And in Sahasrāra there is complete pacification of all sense consciousnesses, freedom from isolative self-consciousness and self-obtrusion upon the Totality. We as we are obtrude upon the world, but that obtrusion, that obtrusiveness, completely ceases, and there is no conflict between self and not self — between Being and Non-Being, in fact all those barriers are out, and you realize the Wholeness of existence. There is no such thing in that state which one may call ‘my’ mind, because one has become empty, transparent, and so that mind which is commonly spoken of as the Divine Mind, or the Cosmic Mind, functions freely through you. In this state power can be handled safely, otherwise in the ordinary worldly state we always mishandle power, for now Love and Wisdom are in perfect harmony.
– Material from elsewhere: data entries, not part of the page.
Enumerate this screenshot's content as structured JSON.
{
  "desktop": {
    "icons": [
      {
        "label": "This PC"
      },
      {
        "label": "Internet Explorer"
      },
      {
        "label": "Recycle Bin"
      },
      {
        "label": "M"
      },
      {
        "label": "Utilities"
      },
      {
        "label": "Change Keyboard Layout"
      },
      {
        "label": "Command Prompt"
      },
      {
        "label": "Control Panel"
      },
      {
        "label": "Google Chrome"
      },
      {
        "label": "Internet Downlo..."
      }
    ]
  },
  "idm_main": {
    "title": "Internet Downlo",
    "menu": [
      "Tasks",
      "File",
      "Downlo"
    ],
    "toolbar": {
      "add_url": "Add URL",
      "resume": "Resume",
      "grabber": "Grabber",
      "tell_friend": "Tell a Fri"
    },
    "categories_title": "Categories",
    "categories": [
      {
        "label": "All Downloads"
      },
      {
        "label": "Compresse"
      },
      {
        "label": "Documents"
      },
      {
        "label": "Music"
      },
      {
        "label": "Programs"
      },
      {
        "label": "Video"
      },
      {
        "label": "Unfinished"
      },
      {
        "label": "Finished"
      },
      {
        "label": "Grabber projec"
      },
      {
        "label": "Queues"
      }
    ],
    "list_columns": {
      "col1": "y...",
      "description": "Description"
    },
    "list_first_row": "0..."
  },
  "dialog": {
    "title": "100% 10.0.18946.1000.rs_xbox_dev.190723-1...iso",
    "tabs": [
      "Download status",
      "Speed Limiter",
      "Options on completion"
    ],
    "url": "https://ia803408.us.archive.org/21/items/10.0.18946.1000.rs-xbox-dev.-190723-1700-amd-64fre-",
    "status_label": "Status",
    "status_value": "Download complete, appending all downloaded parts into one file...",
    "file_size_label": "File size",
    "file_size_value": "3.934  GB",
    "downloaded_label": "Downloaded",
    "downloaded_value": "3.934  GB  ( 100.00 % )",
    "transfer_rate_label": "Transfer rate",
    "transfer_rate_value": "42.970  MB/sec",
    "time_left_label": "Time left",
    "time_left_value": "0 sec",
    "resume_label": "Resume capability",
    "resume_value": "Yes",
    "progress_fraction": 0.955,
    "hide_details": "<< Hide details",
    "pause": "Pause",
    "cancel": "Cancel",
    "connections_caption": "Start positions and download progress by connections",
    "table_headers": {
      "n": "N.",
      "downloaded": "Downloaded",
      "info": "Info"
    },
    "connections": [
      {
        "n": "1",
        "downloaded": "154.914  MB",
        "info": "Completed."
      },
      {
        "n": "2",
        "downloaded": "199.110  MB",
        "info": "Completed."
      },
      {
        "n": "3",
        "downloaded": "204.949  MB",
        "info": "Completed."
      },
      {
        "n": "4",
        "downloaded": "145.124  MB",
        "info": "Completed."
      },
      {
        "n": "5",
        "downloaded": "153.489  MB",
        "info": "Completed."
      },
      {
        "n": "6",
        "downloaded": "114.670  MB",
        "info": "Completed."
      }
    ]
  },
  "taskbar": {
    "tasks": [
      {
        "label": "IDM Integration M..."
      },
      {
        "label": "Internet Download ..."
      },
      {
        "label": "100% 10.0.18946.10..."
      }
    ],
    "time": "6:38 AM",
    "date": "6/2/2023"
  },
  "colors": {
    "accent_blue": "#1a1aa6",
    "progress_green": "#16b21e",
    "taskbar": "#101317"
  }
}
So — in the ascent from Mūlādhāra, Kuṇḍalinī Śaktī works in and through finitude, constraint and mortality, and ascends right up to Śiva — the abode of Śiva — peaceful, auspicious, non-moving, universally active, infinite, immeasurable. And there Śaktī enjoys bliss with her Lord; the bliss of union with Śiva — Father and Mother are One. It is in this state that one realizes, I believe, the meaning of the words of Jesus, after he had ascended — “All Power is given unto Me in Heaven and Earth”. The united ŚivaŚaktī returns to Mūlādhāra, as they say in the books. But I say it not only returns to Mūlādhāra, the united Śiva Śaktī rise up again and make their final abode, during the lifetime of the yogi, of Anāhata, because it is at this level that one is in tune with all mankind. What happens? The united Śiva Śaktī, coming right down to Mūlādhāra, completely purified, refined, and sensitized the whole being, so that every vestige of impurity is out, you are the Perfected Holy One, but if you just remain there you are isolated. But when the united Śiva Śaktī ascends again to Anāhata it transcendentalizes all the worldly functions represented by Mūlādhāra, Svadhiṣṭhāna and Maṇipura, and the work which falls to our lot in ordinary, everyday life. This, as far as I am aware, is not stated in the books. But that is what happens. Śiva Śaktī resides there in the Perfected Holy One, and at the time of death rises right up to Sahasrāra again, and the end of the body takes place. So from Mūlādhāra to Sahasrāra is from Earth to Heaven. The Maitreya and the Skanda Upaniṣads say — “The Body (of the Purified One, of course) is the Temple of the Lord”. The dweller in that Temple is Śiva himself.
Once again, the words of Isaiah, and I’ll give you the full quotation this time — “The heaven is my throne, and the earth is my footstool; what manner of house will ye build unto me? And what place shall be my rest?”